## Task instructions
Which of the lines in the data mention the string "Network"? List them all.

## Dataset records
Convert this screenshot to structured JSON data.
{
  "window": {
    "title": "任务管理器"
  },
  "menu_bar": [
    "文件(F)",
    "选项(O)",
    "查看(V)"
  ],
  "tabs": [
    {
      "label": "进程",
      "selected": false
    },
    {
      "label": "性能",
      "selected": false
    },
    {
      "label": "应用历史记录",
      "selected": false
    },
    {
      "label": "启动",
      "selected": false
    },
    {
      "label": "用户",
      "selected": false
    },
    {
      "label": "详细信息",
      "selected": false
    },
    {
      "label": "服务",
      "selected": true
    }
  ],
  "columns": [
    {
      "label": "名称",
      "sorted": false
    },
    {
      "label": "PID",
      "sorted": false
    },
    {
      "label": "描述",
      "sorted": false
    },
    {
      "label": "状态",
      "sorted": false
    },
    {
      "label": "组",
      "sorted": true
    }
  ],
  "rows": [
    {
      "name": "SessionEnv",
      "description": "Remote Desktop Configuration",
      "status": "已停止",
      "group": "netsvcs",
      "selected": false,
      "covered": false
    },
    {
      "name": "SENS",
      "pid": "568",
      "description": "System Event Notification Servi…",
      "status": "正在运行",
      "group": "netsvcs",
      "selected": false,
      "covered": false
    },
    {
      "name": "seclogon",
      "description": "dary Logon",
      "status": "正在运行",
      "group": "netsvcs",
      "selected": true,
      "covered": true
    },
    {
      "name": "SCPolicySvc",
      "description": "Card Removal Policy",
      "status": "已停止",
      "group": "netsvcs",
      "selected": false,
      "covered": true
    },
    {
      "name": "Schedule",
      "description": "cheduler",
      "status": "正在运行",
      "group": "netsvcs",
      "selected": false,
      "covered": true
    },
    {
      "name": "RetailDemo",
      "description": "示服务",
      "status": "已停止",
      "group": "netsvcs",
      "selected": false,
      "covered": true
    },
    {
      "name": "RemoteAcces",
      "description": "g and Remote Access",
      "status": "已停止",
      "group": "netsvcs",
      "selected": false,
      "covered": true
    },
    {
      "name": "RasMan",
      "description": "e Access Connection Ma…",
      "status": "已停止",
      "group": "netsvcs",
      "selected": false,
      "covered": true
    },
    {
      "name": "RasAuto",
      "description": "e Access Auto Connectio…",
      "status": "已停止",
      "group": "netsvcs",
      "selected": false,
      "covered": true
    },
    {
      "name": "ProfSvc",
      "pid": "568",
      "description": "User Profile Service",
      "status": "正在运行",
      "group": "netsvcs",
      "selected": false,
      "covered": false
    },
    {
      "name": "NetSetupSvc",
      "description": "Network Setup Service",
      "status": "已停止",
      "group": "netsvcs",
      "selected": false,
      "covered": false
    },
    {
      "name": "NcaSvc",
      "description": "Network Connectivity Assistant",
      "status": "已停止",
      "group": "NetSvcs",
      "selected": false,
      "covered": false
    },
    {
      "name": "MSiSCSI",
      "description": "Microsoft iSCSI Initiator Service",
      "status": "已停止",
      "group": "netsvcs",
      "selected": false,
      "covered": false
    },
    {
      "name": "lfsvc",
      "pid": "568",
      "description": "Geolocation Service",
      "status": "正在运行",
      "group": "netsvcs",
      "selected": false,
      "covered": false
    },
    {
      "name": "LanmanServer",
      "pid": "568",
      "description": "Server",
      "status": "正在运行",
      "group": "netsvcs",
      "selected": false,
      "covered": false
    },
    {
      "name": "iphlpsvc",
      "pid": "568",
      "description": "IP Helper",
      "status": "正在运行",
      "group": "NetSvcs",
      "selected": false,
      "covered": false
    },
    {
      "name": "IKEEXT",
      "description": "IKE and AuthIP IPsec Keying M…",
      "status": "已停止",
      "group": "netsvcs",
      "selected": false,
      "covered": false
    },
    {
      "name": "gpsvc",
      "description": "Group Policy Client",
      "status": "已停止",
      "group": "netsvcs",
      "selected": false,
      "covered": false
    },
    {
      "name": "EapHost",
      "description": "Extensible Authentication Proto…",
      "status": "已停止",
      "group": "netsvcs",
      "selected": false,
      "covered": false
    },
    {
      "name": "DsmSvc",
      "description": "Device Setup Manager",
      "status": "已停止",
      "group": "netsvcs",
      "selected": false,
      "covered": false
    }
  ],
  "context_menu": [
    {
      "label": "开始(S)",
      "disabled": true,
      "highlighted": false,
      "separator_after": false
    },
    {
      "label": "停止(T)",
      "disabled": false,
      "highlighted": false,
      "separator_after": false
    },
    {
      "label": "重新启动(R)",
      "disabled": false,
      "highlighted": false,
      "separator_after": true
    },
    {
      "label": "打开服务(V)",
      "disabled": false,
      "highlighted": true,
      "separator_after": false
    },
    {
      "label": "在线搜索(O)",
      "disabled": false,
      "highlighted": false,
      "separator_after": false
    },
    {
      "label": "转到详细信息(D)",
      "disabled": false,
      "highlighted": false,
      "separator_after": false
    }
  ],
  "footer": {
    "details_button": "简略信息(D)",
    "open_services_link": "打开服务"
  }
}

## Exercise solution
      "description": "Network Setup Service",
      "description": "Network Connectivity Assistant",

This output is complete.